Whenever a line in the records below contains "Basket", pick it out.

(RECORDS)

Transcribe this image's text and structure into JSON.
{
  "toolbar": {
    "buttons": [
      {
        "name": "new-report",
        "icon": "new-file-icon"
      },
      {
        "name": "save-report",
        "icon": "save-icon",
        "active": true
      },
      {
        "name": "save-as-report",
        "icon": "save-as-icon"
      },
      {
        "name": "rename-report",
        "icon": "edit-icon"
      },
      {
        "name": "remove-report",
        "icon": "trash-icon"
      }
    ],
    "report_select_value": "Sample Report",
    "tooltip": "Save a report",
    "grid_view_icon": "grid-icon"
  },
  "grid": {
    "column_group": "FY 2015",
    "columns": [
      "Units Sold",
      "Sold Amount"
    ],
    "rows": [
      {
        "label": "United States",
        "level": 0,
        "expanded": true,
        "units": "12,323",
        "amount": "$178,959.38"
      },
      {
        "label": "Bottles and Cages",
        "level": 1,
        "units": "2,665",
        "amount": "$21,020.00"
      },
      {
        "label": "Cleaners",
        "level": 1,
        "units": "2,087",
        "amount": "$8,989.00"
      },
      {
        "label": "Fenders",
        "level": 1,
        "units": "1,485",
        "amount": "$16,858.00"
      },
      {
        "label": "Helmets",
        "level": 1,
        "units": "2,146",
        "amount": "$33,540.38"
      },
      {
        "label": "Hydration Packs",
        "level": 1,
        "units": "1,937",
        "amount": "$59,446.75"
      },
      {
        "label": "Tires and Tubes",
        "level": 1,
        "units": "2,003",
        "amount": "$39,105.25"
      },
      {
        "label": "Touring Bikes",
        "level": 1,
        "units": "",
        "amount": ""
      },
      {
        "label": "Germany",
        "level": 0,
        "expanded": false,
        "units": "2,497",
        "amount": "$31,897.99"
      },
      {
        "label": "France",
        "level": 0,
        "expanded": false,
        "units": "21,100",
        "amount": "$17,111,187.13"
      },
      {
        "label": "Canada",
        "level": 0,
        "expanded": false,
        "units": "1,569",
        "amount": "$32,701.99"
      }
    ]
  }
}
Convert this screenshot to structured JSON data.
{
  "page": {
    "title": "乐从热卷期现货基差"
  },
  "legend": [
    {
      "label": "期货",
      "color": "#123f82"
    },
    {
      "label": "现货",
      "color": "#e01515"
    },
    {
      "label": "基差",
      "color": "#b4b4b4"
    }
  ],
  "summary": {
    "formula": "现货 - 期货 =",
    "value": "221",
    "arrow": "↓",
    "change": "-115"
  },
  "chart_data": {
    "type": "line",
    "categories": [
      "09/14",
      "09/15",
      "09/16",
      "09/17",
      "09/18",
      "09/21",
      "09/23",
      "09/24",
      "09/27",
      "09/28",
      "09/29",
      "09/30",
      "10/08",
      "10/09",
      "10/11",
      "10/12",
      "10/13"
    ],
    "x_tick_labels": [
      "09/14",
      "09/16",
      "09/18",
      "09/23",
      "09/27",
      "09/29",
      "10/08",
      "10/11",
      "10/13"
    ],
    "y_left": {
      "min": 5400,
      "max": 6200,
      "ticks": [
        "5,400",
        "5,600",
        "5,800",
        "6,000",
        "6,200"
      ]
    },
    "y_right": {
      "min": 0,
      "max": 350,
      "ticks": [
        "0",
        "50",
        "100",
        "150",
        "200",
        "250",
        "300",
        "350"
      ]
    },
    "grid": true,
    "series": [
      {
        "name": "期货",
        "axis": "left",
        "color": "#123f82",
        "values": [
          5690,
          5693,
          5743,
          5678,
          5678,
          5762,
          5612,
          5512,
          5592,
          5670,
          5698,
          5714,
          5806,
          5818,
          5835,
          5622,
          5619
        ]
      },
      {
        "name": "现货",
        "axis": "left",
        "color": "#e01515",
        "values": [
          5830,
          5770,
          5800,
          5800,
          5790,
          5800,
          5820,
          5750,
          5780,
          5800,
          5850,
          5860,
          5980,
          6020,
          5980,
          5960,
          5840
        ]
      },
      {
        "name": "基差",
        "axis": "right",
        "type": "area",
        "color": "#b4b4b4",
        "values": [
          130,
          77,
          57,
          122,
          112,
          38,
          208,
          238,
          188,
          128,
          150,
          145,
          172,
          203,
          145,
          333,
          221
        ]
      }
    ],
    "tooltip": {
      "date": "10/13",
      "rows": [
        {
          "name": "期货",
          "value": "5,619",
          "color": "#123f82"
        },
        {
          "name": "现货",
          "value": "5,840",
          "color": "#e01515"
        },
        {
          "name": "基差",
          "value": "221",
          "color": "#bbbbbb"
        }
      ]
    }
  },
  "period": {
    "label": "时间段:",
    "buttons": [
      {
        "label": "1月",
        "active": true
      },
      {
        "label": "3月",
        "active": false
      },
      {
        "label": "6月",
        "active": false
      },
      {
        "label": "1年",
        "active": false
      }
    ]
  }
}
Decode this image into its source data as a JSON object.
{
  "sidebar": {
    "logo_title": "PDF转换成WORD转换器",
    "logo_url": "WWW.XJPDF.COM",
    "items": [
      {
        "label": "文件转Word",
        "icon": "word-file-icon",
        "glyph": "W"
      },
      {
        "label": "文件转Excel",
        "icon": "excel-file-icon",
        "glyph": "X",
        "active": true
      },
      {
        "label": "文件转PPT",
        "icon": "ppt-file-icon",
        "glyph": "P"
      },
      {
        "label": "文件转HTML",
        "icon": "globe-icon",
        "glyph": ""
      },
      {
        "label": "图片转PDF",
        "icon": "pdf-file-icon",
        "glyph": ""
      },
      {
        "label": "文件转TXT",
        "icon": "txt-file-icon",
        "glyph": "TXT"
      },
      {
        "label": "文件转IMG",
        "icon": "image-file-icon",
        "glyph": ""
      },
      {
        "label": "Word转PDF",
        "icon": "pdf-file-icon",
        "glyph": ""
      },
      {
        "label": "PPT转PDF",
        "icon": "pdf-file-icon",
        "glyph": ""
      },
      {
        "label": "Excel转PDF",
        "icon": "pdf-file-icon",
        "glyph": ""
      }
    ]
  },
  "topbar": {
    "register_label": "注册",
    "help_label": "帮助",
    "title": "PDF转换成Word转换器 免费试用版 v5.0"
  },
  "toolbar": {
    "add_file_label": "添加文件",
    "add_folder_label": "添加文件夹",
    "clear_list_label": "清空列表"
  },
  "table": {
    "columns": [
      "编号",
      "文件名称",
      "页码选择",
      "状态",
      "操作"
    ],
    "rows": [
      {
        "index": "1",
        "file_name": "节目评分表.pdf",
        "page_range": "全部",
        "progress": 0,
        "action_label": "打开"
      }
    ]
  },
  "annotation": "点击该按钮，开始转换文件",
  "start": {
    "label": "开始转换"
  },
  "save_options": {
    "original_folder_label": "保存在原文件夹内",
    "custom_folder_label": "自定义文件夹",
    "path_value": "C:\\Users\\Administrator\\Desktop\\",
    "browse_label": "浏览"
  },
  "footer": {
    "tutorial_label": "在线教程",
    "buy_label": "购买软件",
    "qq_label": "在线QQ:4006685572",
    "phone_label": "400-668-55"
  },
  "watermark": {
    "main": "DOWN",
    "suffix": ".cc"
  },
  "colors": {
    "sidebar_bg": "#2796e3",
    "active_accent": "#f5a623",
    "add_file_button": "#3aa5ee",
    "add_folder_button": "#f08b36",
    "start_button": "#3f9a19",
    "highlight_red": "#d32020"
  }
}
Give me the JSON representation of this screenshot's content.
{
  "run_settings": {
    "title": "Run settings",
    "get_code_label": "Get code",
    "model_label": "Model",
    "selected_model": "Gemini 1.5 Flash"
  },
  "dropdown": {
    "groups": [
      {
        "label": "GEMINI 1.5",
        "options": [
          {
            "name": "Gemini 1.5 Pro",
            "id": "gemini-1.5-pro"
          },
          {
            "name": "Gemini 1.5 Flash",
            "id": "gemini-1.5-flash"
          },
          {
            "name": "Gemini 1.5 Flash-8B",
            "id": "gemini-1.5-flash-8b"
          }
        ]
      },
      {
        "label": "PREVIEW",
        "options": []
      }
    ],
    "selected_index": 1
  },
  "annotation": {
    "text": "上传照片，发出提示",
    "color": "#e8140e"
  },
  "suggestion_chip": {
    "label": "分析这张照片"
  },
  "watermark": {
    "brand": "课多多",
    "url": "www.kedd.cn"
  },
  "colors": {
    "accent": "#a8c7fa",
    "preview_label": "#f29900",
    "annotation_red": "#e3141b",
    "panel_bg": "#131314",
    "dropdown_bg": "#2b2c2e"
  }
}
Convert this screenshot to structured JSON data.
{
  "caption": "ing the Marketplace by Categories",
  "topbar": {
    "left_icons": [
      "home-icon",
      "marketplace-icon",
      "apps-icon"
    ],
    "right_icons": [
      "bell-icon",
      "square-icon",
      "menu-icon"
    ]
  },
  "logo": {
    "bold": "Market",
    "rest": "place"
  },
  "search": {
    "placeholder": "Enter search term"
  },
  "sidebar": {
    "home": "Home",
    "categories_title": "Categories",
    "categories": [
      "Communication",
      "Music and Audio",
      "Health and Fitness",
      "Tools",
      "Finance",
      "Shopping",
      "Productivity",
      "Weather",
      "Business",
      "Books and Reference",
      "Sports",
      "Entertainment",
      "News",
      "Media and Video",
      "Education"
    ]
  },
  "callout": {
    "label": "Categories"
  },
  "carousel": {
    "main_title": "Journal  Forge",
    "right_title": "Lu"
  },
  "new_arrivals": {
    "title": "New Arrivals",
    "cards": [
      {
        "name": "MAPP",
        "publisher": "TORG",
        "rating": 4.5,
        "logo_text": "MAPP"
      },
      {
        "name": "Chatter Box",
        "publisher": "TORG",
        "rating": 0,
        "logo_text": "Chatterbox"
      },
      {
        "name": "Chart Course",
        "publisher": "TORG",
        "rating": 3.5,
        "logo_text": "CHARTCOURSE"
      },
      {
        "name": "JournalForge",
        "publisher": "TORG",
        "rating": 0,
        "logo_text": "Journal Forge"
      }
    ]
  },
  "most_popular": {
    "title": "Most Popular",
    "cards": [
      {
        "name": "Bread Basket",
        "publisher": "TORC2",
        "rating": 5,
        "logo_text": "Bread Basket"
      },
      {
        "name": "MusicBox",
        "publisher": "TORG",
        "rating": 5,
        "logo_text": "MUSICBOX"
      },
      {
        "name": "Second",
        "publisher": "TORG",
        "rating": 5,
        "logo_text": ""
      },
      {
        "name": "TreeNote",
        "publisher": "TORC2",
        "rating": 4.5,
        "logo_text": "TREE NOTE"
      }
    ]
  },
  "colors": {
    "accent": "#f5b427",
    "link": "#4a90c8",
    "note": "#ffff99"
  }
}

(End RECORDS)

REPLY:
        "name": "Bread Basket",
        "logo_text": "Bread Basket"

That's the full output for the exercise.